Records from a collection
◇ ◇ ◇ ◇

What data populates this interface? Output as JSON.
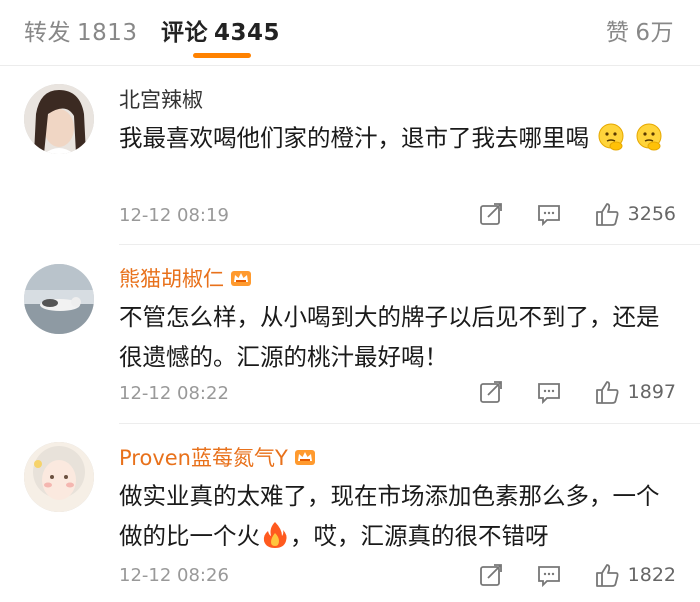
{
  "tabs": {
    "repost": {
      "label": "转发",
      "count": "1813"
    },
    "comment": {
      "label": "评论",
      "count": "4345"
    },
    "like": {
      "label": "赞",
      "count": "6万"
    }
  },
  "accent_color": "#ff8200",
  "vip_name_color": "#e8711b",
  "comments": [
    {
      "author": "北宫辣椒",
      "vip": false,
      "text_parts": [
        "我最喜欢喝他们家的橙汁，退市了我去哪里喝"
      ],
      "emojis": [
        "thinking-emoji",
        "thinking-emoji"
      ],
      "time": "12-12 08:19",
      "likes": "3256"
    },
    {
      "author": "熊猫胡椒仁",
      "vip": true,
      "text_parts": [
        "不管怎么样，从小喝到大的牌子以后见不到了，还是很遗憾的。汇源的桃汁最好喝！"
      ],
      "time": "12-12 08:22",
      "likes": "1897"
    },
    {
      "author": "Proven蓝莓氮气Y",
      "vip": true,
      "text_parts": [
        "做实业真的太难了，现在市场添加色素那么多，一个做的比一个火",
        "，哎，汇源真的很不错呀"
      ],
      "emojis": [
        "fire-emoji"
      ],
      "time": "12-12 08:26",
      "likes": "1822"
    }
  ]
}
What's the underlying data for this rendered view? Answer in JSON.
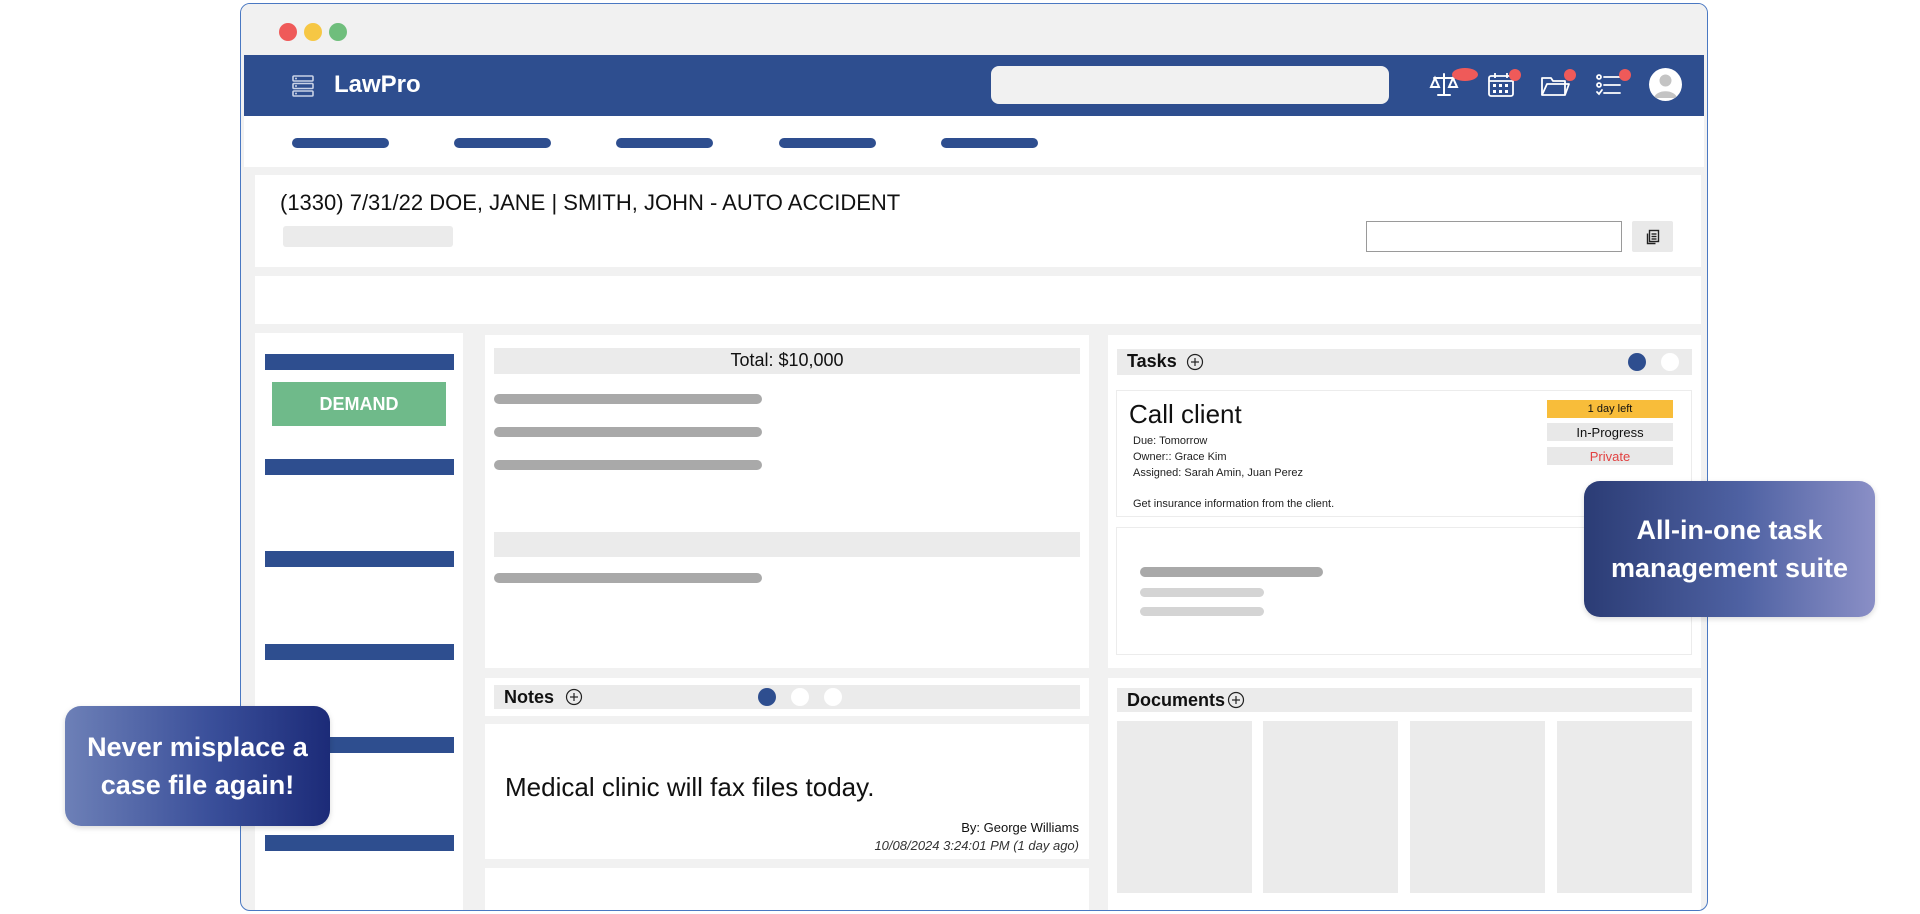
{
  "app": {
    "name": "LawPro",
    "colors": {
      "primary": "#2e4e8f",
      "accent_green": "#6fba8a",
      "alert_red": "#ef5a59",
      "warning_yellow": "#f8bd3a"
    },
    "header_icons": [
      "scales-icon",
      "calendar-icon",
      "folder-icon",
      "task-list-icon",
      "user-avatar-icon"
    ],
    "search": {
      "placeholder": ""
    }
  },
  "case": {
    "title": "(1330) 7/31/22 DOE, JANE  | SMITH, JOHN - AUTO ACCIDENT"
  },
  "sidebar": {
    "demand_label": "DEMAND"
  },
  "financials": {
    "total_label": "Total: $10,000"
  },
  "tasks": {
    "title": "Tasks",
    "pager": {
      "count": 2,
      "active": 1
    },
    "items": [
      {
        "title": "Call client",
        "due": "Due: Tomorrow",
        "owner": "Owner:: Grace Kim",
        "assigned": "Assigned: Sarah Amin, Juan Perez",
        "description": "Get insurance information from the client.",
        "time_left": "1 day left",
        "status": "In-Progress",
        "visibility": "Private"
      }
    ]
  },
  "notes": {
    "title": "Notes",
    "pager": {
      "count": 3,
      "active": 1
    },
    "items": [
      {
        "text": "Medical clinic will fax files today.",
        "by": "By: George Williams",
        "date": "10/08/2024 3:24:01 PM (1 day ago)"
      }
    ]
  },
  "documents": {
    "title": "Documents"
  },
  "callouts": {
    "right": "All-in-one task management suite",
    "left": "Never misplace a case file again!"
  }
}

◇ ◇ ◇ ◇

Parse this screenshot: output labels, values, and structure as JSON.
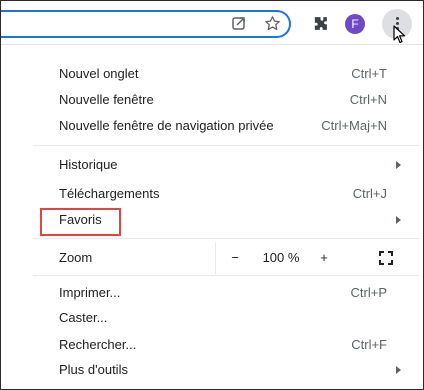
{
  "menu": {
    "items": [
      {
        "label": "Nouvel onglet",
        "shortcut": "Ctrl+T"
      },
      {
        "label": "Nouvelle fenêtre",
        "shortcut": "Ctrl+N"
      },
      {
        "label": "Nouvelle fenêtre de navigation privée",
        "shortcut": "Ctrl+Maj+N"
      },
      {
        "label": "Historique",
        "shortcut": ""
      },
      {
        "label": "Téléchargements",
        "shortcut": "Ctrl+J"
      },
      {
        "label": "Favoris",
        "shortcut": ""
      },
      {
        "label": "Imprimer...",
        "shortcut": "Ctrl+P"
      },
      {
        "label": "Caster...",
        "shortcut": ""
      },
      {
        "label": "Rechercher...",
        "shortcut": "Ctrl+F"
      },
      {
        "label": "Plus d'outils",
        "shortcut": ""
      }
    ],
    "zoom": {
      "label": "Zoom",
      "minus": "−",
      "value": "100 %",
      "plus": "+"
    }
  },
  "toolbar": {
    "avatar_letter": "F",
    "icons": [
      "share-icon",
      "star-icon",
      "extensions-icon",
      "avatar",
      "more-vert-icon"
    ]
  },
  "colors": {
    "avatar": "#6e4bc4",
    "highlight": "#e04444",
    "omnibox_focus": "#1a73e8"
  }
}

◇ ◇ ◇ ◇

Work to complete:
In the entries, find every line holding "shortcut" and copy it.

Answer below:
        "shortcut": "Ctrl+T"
        "shortcut": "Ctrl+N"
        "shortcut": "Ctrl+Maj+N"
        "shortcut": ""
        "shortcut": "Ctrl+J"
        "shortcut": ""
        "shortcut": "Ctrl+P"
        "shortcut": ""
        "shortcut": "Ctrl+F"
        "shortcut": ""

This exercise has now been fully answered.